“Where Museums Go to Shop for Rare Works of Art” (via the Smithsonian) – Contrary to what may be popular belief, museums do not always collect items via donations and bequests. They also purchase them. Southern Holland sees a massive art fair held every year in Maastricht at the European Fine Art Fair (TEFAF). If you have the money, you can purchase ancient jewelry, sculptures, and artwork by masters.

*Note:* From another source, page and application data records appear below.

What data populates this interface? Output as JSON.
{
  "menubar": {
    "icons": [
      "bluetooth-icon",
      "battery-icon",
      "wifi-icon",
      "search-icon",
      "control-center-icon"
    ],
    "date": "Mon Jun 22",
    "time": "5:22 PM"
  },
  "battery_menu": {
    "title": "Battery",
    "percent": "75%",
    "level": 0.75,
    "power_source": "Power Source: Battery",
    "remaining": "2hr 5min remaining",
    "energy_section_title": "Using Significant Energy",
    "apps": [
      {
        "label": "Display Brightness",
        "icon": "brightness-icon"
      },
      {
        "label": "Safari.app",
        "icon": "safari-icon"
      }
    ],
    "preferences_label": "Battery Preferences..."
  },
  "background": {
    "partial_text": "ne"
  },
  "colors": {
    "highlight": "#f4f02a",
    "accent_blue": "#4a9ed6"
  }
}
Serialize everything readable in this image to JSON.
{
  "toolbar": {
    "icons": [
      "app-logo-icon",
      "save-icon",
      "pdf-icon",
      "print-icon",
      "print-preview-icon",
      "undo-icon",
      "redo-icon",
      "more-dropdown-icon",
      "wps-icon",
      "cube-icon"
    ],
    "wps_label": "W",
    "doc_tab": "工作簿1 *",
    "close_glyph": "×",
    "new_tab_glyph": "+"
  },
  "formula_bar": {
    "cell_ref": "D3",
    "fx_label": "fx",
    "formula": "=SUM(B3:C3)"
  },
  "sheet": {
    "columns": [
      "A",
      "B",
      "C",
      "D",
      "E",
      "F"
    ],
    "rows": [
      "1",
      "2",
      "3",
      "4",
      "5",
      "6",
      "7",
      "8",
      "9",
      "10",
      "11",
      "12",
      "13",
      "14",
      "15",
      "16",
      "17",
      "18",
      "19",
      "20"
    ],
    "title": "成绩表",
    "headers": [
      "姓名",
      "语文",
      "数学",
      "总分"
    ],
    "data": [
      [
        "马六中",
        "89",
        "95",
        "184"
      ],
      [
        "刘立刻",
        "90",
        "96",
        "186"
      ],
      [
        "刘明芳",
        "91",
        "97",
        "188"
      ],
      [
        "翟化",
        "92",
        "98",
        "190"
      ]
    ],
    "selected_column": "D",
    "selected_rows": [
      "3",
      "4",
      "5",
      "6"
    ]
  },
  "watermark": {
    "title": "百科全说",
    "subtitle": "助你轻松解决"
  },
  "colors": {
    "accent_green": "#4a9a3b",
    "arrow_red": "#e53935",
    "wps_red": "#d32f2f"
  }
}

“Lead ink from scrolls may unlock library destroyed by Vesuvius” (via New Scientist) – The city of Herculaneum’s library was destroyed almost 2000 years ago. Fortuitously, the tragedy spared a large number of papyrus scrolls. In the past, we were not able to read their contents due to technology or endangering the scrolls by opening them. Now, however, we may be able to discern their mysteries – lead was detected in the ink, and with specific technology, we may finally be able to see what is in them.
“Shakespeare’s skull ‘probably stolen’ from Stratford grave” (via BBC) – This may come as a surprise, but it may be that Shakespeare’s skull is not with his body. Although that is absolutely horrible, it really wouldn’t be the first time body parts from famous people were missing. Here’s hoping that Shakespeare’s turns out to be intact.